Calls for a boycott of the Jimmy John’s Gourmet Sandwiches chain are circulating on social media this week after photos emerged showing founder and CEO Jimmy John Liautaud posing in what appear to be trophy hunting shots with big game animals.
The criticism directed at Liautaud across social media channels this week demonstrates how closely leaders of restaurant chains are tied to brand image.
“Today’s business leaders are under a microscope like never before, due to cell phone cameras and social media, not to mention a general decline in most journalistic standards,” said Rick Van Warner, president of The Parquet Group, based in Orlando, Fla., a restaurant strategy and crisis management firm.
The circulating hunting photos, which were reportedly published in 2011 in the blog Smile Politely, re-emerged and began spreading a few days after a lion from a protected habitat was killed by Minnesota dentist Walter Palmer, sparking a wave of outrage at the notion of big game hunting for sport.
Officials with Champaign, Ill.-based Jimmy John’s said they were unable to comment as of presstime.
According to Business Insider, a watermark on the photos suggests they were taken during a 2010 hunting safari. A magazine called “The Hunting Report,” which documents big game expeditions, also has records of hunts by a Jimmy John Liautaud, according to the Business Insider report.
The hunting photos have circulated widely on Twitter, with many calling for a boycott of the sandwich chain Liautaud founded in 1983, which has since grown to include more than 2,000 restaurants, most of which are franchisee operated.
The social media attack comes at a bad time for Jimmy John’s because the company has reportedly been preparing for an initial public offering.
Jimmy John’s is the third-largest sandwich chain in the NRN Top 100 ranking of chains, following Subway and Arby’s. The company has had growing financial success; in fiscal 2014, the chain recorded an increase of nearly 20 percent in U.S. systemwide sales to $1.8 billion, and a 17-percent increase in unit count.
Jimmy John’s is known for selling “freaky good” sandwiches “freaky fast,” and Liautaud as the quirky and irreverent brand spokesman is attributed with maintaining that consistent message.
This media attention isn’t new for Liautaud, an outspoken man not shy of expressing his opinion.
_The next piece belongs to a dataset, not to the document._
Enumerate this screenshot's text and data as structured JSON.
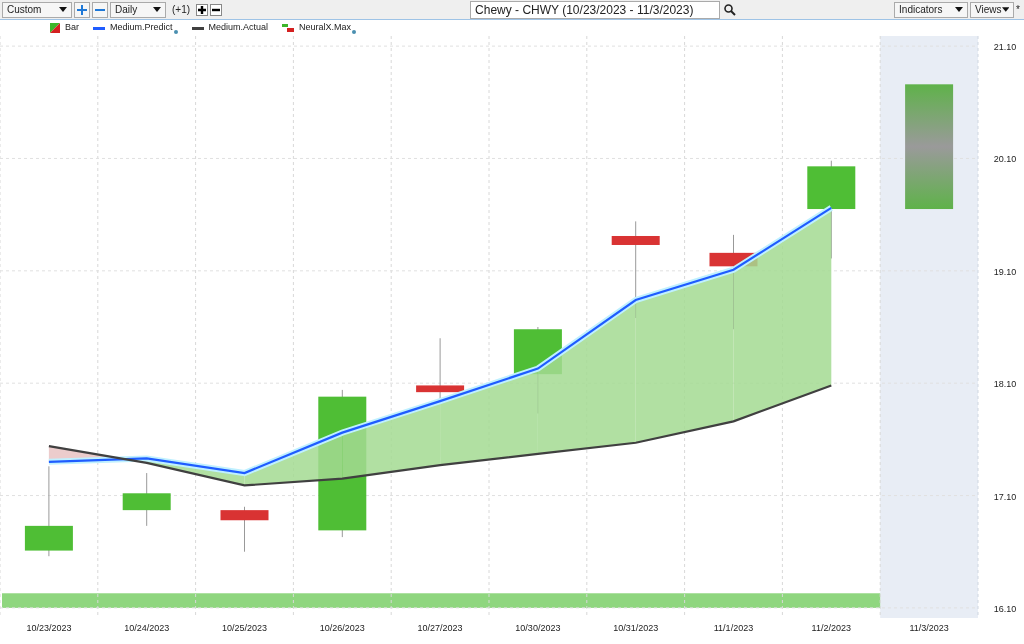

He once threatened to move his company headquarters from Illinois because of a state tax increase.
While understandable that a restaurant chain would want to separate from the recreational activities of a CEO, especially something that happened in the past, Van Warner said, “Smart CEOs understand that they’re the face of the brand and don’t gamble with their personal and brand reputations by engaging in risky behaviors.
“CEOs, politicians and other public figures are held to a higher standard and must consider how personal decisions or hobbies may reflect on their businesses,” he said.
“Embracing and serving everyone is important to succeeding in the restaurant business, which is why it is wise for leaders to not take sides on polarizing issues.”
Linda Duke, CEO of hospitality marketing firm Duke Marketing LLC, based in San Rafael, Calif., agreed, adding that Jimmy John’s may exacerbate the situation by declining to respond.
“‘No Comment’ only makes things worse and should only be used if there is a police investigation,” said Duke. “In this case, Jimmy John’s should explain what the photos of their founder are, and why they are appearing. This is a case where the public wants transparency and telling the truth is important.”